Posted in Memory Loss / Alzheimer's Disease / Dementia, Parkinson's disease and tagged acetylcholine, Alzheimer's, Alzheimer's disease, Aricept, cognitive function, dementia, depression, dopamine agonist, Exelon, FDA, memory, Memory loss, Memory Loss / Alzheimer's Disease / Dementia, mild cognitive impairment, Namenda, Neupro, neurologist, Parkinson, Parkinson disease, Quality of Life, Razadyne, rotigotine, Transdermal Exelon by Dan Kassicieh, D.O.
Fibromyalgia is a chronic muscle pain disorder that has no underlying identifiable cause. Sufferers have muscle pain, multiple areas of tenderness and fatigue. It is a poorly understood disorder, with many physicians not even acknowledging that it is a real illness. There is , however ample evidence that fibromyalgia is a real condition as it has been estimated that as many as 6 million Americans suffer from this affliction annually. Patients typically see several physicians and become frustrated when all their testing comes back normal. Other accompanying symptoms may include poor sleep hygiene, headache, mental clouding (fibromyalgia fog) and depression. Although this conditions rarely clears, suffers can be treated successfully with a combination of medications and regular exercise.
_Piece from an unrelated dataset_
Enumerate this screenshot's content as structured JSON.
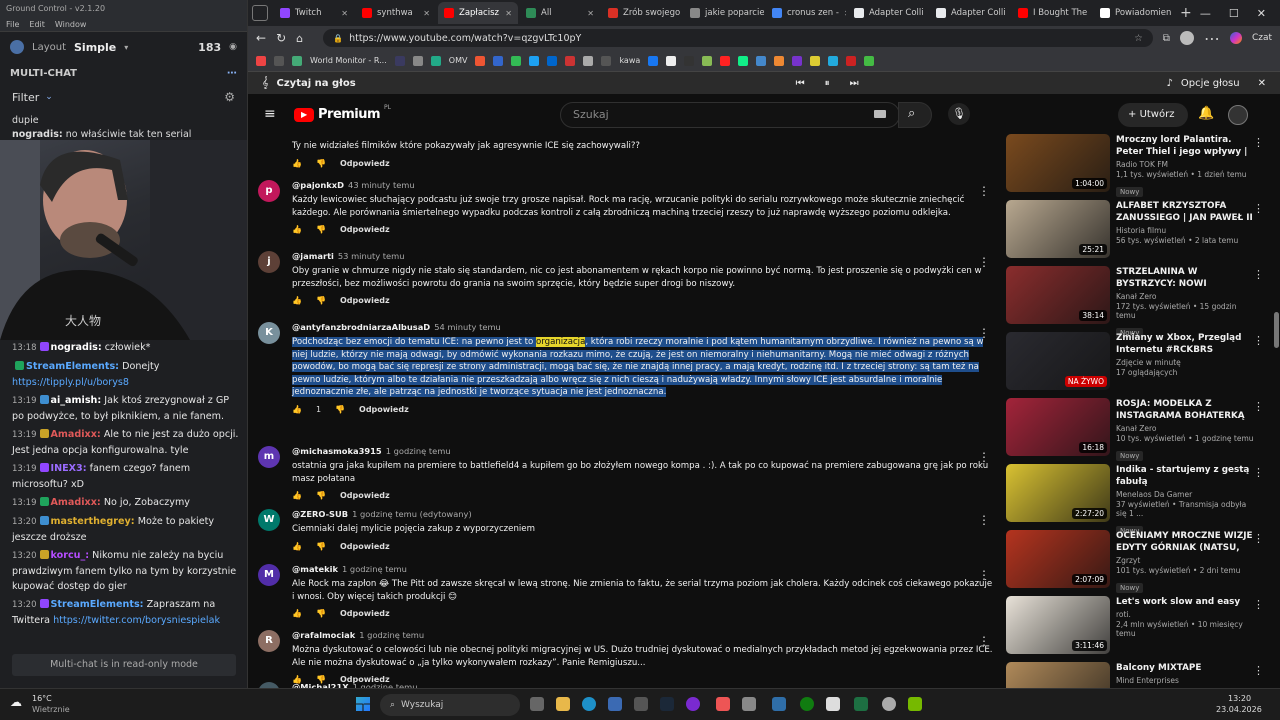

The FDA has recently approved Lyrica as the first drug specifically for fibromyalgia treatment. Lyrica (pregabalin) was originally approved for treatment of seizures and painful diabetic neuropathy. Based on two large, double-blind studies with 1,800 patients enrolled, the FDA approved labeling for Lyrica to be used in the non-narcotic control of fibromyalgia pain. The exact mechanism by which Lyrica controls the pain of fibromyalgia is not well understood. I have used this drug extensively in my practice to help individuals with fibromyalgia, who have failed other therapies. With FDA approval, more insurance companies will be compelled to cover this otherwise costly medication.
Other medications have been used to help patients with fibromyalgia. Medications in the tricyclic antidepressant family such as amitriptyline, nortriptyline and trazodone have been used with varying degrees of success. Some anti-inflammatory medication may be helpful as well. In combination with medications, it is important for patients with fibromyalgia to get some type of regular exercise that involves muscle resistance. The combination of medications and exercise provide the best hope for controlling the symptoms of fibromyalgia as there is no definitive cure. Mayo Clinic published an excellent summary of fibromyalgia. If you feel that you have this condition, find a neurologist or rheumatologist in your area that has knowledge in treating this condition.
Posted in Back Pain, Nerve Pain and tagged amitriptyline, depression, diabetic neuropathy, FDA approval, fibromyalgia, fibromyalgia fog, fibromyalgia treatment, headache, Lyrica, muscle pain, neurologist, Neuropathy, seizure, Seizures, trazodone, tricyclic antidepressant by Dan Kassicieh, D.O.